What you will do:
Could you return all of the entries below exactly, minus the pictures?
━━━━━ Records to use ━━━━━
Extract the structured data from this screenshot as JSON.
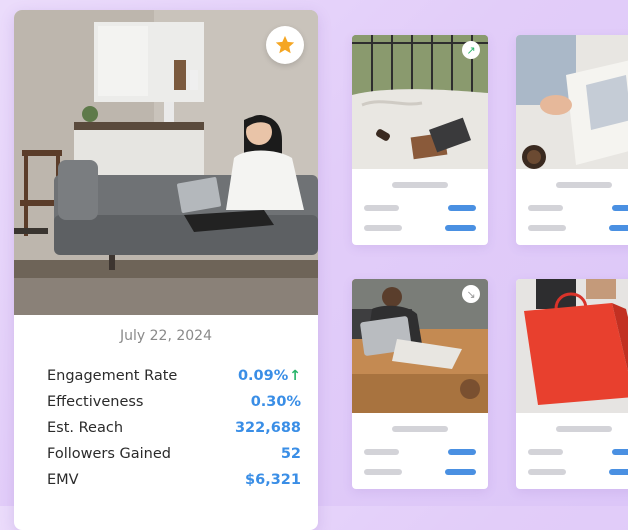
{
  "featured_post": {
    "date": "July 22, 2024",
    "favorite_icon": "star-icon",
    "metrics": [
      {
        "label": "Engagement Rate",
        "value": "0.09%",
        "trend": "↑"
      },
      {
        "label": "Effectiveness",
        "value": "0.30%"
      },
      {
        "label": "Est. Reach",
        "value": "322,688"
      },
      {
        "label": "Followers Gained",
        "value": "52"
      },
      {
        "label": "EMV",
        "value": "$6,321"
      }
    ]
  },
  "thumbnails": [
    {
      "badge_icon": "arrow-up-right-icon",
      "badge": "↗"
    },
    {},
    {
      "badge_icon": "arrow-down-right-icon",
      "badge": "↘"
    },
    {}
  ],
  "colors": {
    "accent_blue": "#4a90e2",
    "value_blue": "#3a8ee6",
    "trend_green": "#2ab56b",
    "star_orange": "#f5a623",
    "background_lavender": "#e2cdf9"
  }
}
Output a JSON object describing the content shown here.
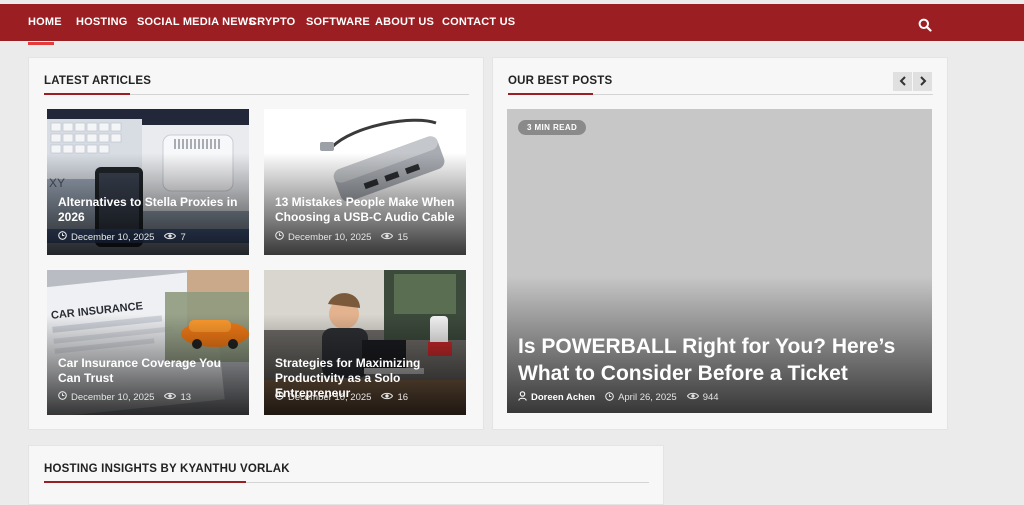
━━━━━
Expected answer:
Extract the structured data from this screenshot as JSON.
{
  "featured_post": {
    "date": "July 22, 2024",
    "favorite_icon": "star-icon",
    "metrics": [
      {
        "label": "Engagement Rate",
        "value": "0.09%",
        "trend": "↑"
      },
      {
        "label": "Effectiveness",
        "value": "0.30%"
      },
      {
        "label": "Est. Reach",
        "value": "322,688"
      },
      {
        "label": "Followers Gained",
        "value": "52"
      },
      {
        "label": "EMV",
        "value": "$6,321"
      }
    ]
  },
  "thumbnails": [
    {
      "badge_icon": "arrow-up-right-icon",
      "badge": "↗"
    },
    {},
    {
      "badge_icon": "arrow-down-right-icon",
      "badge": "↘"
    },
    {}
  ],
  "colors": {
    "accent_blue": "#4a90e2",
    "value_blue": "#3a8ee6",
    "trend_green": "#2ab56b",
    "star_orange": "#f5a623",
    "background_lavender": "#e2cdf9"
  }
}
Output a JSON object describing the content shown here.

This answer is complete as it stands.